··· PROVIDED RECORDS ···

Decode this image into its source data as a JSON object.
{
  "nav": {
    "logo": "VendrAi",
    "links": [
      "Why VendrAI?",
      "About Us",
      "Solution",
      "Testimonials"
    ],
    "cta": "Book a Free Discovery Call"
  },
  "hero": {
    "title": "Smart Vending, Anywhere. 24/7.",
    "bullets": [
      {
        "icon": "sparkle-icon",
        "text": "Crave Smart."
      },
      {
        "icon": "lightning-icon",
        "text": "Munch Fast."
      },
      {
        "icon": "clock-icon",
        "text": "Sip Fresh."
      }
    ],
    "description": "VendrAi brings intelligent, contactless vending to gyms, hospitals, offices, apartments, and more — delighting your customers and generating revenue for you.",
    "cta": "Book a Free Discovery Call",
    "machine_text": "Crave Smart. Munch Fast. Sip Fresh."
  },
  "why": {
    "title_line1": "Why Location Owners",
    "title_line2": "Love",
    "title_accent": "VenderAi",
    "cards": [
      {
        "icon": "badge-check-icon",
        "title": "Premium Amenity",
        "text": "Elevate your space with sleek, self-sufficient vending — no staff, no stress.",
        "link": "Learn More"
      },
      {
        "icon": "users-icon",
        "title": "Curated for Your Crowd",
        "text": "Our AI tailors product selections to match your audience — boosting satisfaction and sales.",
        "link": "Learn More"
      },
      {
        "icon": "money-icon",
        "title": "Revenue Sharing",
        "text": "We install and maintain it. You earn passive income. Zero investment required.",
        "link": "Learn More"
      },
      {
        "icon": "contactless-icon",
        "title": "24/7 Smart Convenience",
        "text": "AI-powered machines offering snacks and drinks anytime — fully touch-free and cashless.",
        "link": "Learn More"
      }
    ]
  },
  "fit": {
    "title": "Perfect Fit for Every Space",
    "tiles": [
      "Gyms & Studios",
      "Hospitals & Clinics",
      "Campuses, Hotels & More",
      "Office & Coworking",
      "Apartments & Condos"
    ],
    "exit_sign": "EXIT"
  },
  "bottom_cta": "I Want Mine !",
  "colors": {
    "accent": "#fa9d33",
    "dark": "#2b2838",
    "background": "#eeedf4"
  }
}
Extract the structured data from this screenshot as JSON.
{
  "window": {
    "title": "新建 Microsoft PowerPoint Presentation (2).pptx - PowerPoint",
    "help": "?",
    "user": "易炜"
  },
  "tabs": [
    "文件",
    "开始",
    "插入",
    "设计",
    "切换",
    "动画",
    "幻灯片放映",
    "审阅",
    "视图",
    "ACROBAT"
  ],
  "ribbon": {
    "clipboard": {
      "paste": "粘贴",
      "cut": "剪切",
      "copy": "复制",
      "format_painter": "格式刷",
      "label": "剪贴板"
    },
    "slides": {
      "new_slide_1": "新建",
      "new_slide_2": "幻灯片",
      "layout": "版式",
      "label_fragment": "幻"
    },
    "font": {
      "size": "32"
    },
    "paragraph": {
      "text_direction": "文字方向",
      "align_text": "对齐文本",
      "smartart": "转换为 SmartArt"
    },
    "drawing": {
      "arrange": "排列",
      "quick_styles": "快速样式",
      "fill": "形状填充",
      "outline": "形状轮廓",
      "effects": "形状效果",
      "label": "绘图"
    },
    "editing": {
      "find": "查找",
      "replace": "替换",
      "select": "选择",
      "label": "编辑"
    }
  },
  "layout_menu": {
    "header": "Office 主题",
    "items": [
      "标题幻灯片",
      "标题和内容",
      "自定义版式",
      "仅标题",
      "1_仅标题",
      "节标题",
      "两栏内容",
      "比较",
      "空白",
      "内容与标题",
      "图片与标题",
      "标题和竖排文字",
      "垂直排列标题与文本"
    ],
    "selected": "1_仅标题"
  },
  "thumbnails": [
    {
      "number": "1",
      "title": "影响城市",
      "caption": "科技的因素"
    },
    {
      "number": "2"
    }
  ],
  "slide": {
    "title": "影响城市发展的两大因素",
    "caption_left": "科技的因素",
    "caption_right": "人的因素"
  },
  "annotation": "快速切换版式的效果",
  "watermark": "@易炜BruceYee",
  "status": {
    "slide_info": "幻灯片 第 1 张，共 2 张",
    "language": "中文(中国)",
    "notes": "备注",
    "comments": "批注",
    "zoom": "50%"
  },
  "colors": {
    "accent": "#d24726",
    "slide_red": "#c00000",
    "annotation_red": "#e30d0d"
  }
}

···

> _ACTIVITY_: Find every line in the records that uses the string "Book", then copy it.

> _EXERCISE RESPONSE_:
    "cta": "Book a Free Discovery Call"
    "cta": "Book a Free Discovery Call",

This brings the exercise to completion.